Required action =>
In the entries below, every line that contains "this" must be located and copied.

== Segment start ==

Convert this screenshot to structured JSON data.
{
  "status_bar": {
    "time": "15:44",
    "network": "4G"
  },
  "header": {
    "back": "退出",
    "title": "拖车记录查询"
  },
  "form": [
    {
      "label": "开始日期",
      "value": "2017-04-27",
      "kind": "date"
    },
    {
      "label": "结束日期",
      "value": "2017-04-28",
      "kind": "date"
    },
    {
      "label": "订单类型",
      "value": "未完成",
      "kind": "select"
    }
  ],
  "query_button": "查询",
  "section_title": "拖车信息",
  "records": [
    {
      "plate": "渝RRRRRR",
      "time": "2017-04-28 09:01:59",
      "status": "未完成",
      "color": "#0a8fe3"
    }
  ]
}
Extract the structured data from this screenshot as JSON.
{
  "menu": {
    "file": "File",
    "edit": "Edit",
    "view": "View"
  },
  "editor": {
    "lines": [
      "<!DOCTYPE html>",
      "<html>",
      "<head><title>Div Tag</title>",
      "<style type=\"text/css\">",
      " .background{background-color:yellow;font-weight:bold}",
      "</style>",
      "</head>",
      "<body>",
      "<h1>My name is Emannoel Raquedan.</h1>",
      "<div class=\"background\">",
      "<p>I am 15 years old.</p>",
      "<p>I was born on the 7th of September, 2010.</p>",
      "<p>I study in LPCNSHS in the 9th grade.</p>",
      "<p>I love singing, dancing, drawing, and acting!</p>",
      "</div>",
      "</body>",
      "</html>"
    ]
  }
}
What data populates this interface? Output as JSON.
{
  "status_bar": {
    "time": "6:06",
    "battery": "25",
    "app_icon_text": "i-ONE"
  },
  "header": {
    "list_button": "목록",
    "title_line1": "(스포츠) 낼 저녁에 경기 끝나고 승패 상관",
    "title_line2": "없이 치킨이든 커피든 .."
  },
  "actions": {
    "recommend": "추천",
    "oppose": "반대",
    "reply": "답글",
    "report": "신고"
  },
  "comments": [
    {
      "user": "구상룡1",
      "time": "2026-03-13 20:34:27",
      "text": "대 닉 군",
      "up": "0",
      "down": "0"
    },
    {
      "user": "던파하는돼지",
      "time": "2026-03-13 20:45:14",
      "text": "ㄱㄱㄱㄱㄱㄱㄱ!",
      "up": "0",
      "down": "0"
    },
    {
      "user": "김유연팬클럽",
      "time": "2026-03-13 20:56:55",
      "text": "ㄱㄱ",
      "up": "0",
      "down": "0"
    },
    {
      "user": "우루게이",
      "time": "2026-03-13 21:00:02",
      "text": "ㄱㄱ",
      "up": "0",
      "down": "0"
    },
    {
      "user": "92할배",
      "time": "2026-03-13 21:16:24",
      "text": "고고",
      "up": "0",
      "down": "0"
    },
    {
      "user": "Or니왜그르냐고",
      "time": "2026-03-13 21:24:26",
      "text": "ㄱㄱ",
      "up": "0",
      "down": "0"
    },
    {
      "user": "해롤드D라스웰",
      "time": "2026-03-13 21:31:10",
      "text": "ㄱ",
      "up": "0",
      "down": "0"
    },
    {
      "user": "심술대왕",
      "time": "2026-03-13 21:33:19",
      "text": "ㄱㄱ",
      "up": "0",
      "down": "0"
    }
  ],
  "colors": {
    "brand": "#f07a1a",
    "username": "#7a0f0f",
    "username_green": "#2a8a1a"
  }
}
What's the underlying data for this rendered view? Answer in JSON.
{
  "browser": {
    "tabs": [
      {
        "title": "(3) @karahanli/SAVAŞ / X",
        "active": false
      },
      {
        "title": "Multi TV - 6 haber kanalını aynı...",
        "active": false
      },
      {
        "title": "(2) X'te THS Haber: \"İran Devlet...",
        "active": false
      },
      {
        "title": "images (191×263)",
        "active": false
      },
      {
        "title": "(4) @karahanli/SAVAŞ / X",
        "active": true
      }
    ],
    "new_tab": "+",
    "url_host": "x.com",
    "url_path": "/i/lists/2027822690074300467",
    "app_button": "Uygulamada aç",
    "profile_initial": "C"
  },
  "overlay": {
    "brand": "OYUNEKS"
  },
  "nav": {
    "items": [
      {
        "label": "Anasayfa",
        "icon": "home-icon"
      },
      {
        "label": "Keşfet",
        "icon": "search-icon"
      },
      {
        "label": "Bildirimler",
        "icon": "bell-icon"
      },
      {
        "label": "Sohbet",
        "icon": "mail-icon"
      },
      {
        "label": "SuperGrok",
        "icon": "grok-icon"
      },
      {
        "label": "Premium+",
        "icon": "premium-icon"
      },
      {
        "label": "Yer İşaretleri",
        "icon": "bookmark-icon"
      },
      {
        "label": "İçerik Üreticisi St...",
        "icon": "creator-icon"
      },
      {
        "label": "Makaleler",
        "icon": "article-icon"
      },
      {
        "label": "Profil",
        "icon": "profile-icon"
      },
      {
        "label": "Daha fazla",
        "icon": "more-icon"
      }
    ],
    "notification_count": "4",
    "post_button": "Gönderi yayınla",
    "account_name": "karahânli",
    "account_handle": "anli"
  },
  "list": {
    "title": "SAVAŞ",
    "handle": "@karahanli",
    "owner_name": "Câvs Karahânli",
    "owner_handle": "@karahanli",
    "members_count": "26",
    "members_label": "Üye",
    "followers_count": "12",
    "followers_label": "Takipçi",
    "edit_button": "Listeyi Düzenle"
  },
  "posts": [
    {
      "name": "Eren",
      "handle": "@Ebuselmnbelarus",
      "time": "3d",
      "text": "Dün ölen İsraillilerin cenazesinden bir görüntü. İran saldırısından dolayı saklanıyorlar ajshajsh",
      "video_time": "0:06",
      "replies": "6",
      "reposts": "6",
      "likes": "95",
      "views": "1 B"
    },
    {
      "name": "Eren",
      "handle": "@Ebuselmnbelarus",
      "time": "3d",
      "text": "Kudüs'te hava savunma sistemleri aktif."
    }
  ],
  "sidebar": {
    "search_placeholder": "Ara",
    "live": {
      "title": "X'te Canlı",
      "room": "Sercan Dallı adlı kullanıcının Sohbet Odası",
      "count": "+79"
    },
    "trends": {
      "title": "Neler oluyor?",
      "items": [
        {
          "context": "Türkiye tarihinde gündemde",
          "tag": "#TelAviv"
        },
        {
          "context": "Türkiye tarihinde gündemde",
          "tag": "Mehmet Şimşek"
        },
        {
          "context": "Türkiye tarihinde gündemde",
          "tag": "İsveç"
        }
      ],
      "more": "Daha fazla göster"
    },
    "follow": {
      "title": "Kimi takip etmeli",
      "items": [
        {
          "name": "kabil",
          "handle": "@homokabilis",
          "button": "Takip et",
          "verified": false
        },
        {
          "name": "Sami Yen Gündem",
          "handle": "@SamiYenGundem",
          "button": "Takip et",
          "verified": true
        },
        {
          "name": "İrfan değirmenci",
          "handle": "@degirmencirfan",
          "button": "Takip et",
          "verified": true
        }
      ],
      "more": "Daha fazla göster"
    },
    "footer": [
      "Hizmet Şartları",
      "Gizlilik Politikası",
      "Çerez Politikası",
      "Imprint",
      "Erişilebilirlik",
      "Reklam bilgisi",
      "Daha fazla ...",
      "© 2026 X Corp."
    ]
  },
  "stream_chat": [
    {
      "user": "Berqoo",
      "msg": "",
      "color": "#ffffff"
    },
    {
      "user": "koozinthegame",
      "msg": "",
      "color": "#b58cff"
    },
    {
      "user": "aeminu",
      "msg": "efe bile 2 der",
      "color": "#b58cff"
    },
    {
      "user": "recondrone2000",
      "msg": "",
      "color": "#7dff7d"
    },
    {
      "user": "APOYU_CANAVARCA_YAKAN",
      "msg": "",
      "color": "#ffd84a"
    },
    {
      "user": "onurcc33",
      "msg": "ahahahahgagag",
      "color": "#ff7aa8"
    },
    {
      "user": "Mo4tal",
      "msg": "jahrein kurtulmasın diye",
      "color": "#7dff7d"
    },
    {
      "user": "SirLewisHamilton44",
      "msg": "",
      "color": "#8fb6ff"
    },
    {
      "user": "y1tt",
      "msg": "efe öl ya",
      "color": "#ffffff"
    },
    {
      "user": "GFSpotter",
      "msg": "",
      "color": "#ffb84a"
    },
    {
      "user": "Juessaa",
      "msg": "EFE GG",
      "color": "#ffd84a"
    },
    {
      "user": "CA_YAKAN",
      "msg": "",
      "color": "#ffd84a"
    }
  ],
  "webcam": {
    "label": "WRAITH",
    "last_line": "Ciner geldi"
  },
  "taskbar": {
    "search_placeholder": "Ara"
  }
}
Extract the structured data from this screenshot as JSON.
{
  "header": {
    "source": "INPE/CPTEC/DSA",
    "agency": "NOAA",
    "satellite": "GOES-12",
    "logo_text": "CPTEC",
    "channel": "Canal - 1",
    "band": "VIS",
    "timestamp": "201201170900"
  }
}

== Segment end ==

Answer section =>
Convert this screenshot to structured JSON data.
Extract the structured data from this screenshot as JSON.
What data populates this interface? Output as JSON.
What's the underlying data for this rendered view? Answer in JSON.
Extract the structured data from this screenshot as JSON.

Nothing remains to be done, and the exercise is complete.